I agree with your precepts for decomposition of actors and modules. However, I think the explosion of classes in your current design is probably due to the literal mapping of your application's actors to the REST interface you are exposing to the client.
For instance, having a separate command and proxy pair for list/detail/insert/update/delete seems a bit excessive. Usually I have one Proxy for a data source and perform all operations from it. A single command could look at the incoming request and determine which methods to call on the Proxy.
I see you're using AsyncCommand/AsyncProxy. Not my favorite implementation. I like the "Formal Request" architecture (which I describe in the Advanced Model Topics section of the PureMVC book) better.
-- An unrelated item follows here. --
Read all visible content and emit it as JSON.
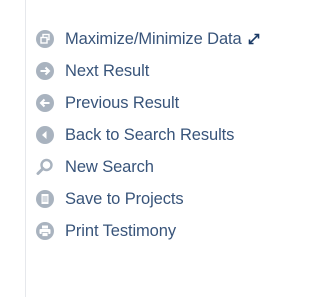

The essence of that architecture is having a "Request" object which is submitted to a Proxy, via a method like MyProxy.submitRequest( request:IRequest ). That request tells it the operation the caller (usually an ICommand) wishes to invoke. And it also has a callback function (courtesy of extending PureMVC Observer) that lets the result come back asynchronously to the caller. This will work with a SimpleCommand and Proxy.
I described the basic premise in code here:http://forums.puremvc.org/index.php?topic=1955.msg8724#msg8724
You'd want a more advanced request that could have a type and other parameters probably. That example just triggers a static call and gets the result back. It also uses AsyncToken (a Flex-ism) that ensures the Proxy gets the result of the call. Whatever methodology you're using in JS in your AsyncProxy would be used there. It has nothing to do with the communication between the command and the proxy.
I'm willing to bet you could have a single command figure out the type of request to generate, then submit it to a single proxy to get the work done and return the result. Your router would simply need to send the right notification to the command containing the information about the REST path, so that the Command could determine the appropriate request type to create. With a single submitRequest() method on the Proxy, it would mean you don't have a big switch in that Command calling different Proxy methods, so it shouldn't be very large. Nor should the Proxy really. It would need a method for each of list/detail/insert/update/delete, but its handling of the response would be similar.
The command would then trigger different notifications based on the response it gets back, which might mean a Command and/or Mediators answer, that end of things - handling of the result - will vary based on your app. But the collapsing of the commands for initiating a call into one, and the collapsing of the separate proxies for every kind of call by way of the formal request object with built-in callback should get this under control without pushing too hard at the upper limits of your #1 decomposition rule.